The problem = Filter the records for "GBPUSD" and keep each line that has it.

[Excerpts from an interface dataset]
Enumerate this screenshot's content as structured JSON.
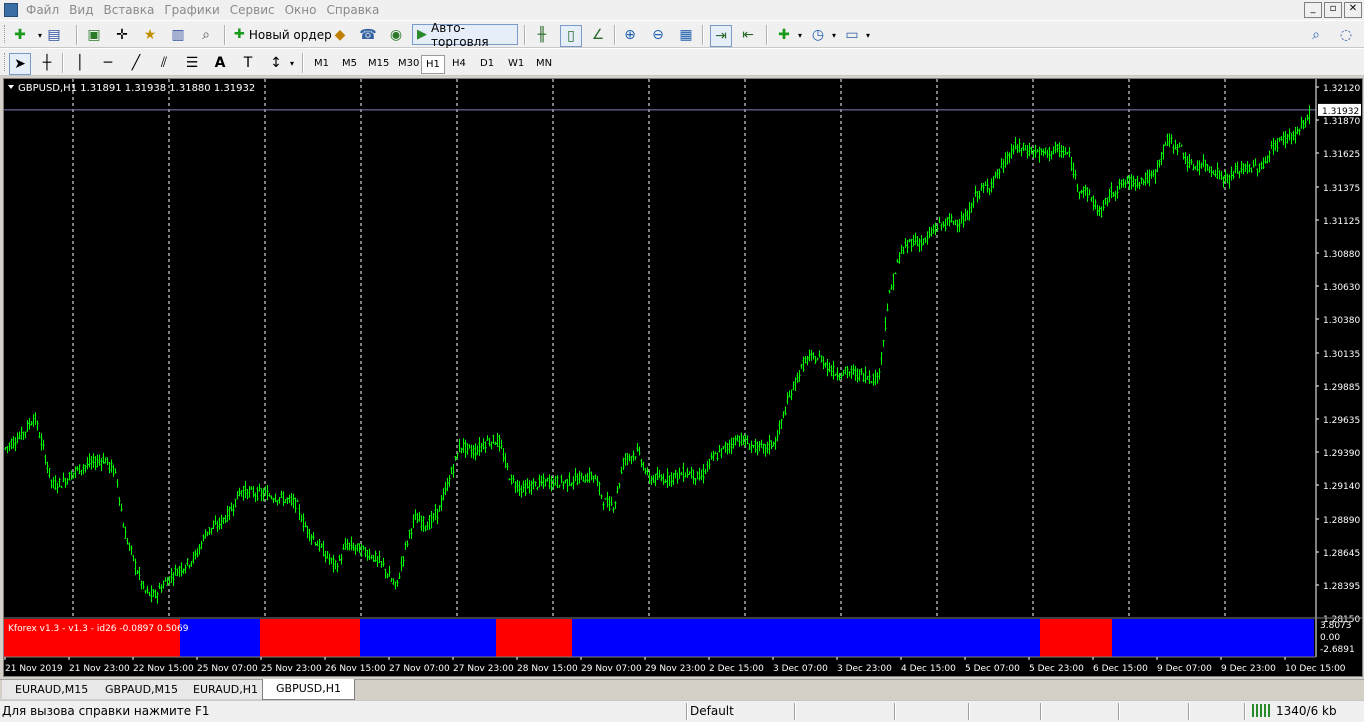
{
  "menu": [
    "Файл",
    "Вид",
    "Вставка",
    "Графики",
    "Сервис",
    "Окно",
    "Справка"
  ],
  "window_buttons": [
    "_",
    "▫",
    "✕"
  ],
  "toolbar1": {
    "new_order_label": "Новый ордер",
    "autotrading_label": "Авто-торговля"
  },
  "toolbar2": {
    "timeframes": [
      "M1",
      "M5",
      "M15",
      "M30",
      "H1",
      "H4",
      "D1",
      "W1",
      "MN"
    ],
    "active_timeframe": "H1",
    "text_tool": "A"
  },
  "chart": {
    "info": "GBPUSD,H1  1.31891 1.31938 1.31880 1.31932",
    "price_labels": [
      "1.32120",
      "1.31870",
      "1.31625",
      "1.31375",
      "1.31125",
      "1.30880",
      "1.30630",
      "1.30380",
      "1.30135",
      "1.29885",
      "1.29635",
      "1.29390",
      "1.29140",
      "1.28890",
      "1.28645",
      "1.28395",
      "1.28150"
    ],
    "current_price": "1.31932",
    "time_labels": [
      "21 Nov 2019",
      "21 Nov 23:00",
      "22 Nov 15:00",
      "25 Nov 07:00",
      "25 Nov 23:00",
      "26 Nov 15:00",
      "27 Nov 07:00",
      "27 Nov 23:00",
      "28 Nov 15:00",
      "29 Nov 07:00",
      "29 Nov 23:00",
      "2 Dec 15:00",
      "3 Dec 07:00",
      "3 Dec 23:00",
      "4 Dec 15:00",
      "5 Dec 07:00",
      "5 Dec 23:00",
      "6 Dec 15:00",
      "9 Dec 07:00",
      "9 Dec 23:00",
      "10 Dec 15:00"
    ],
    "indicator_label": "Kforex v1.3 - v1.3 - id26 -0.0897 0.5069",
    "indicator_scale": [
      "3.8073",
      "0.00",
      "-2.6891"
    ],
    "indicator_segments": [
      "red",
      "blue",
      "red",
      "blue",
      "red",
      "blue",
      "red",
      "blue"
    ],
    "colors": {
      "bull": "#00ff00",
      "background": "#000000",
      "red": "#ff0000",
      "blue": "#0000ff",
      "grid": "#ffffff"
    }
  },
  "tabs": [
    "EURAUD,M15",
    "GBPAUD,M15",
    "EURAUD,H1",
    "GBPUSD,H1"
  ],
  "active_tab": "GBPUSD,H1",
  "status": {
    "help": "Для вызова справки нажмите F1",
    "profile": "Default",
    "traffic": "1340/6 kb"
  }
}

Solution for this task =
    "info": "GBPUSD,H1  1.31891 1.31938 1.31880 1.31932",
    "GBPUSD,H1"
  "active_tab": "GBPUSD,H1",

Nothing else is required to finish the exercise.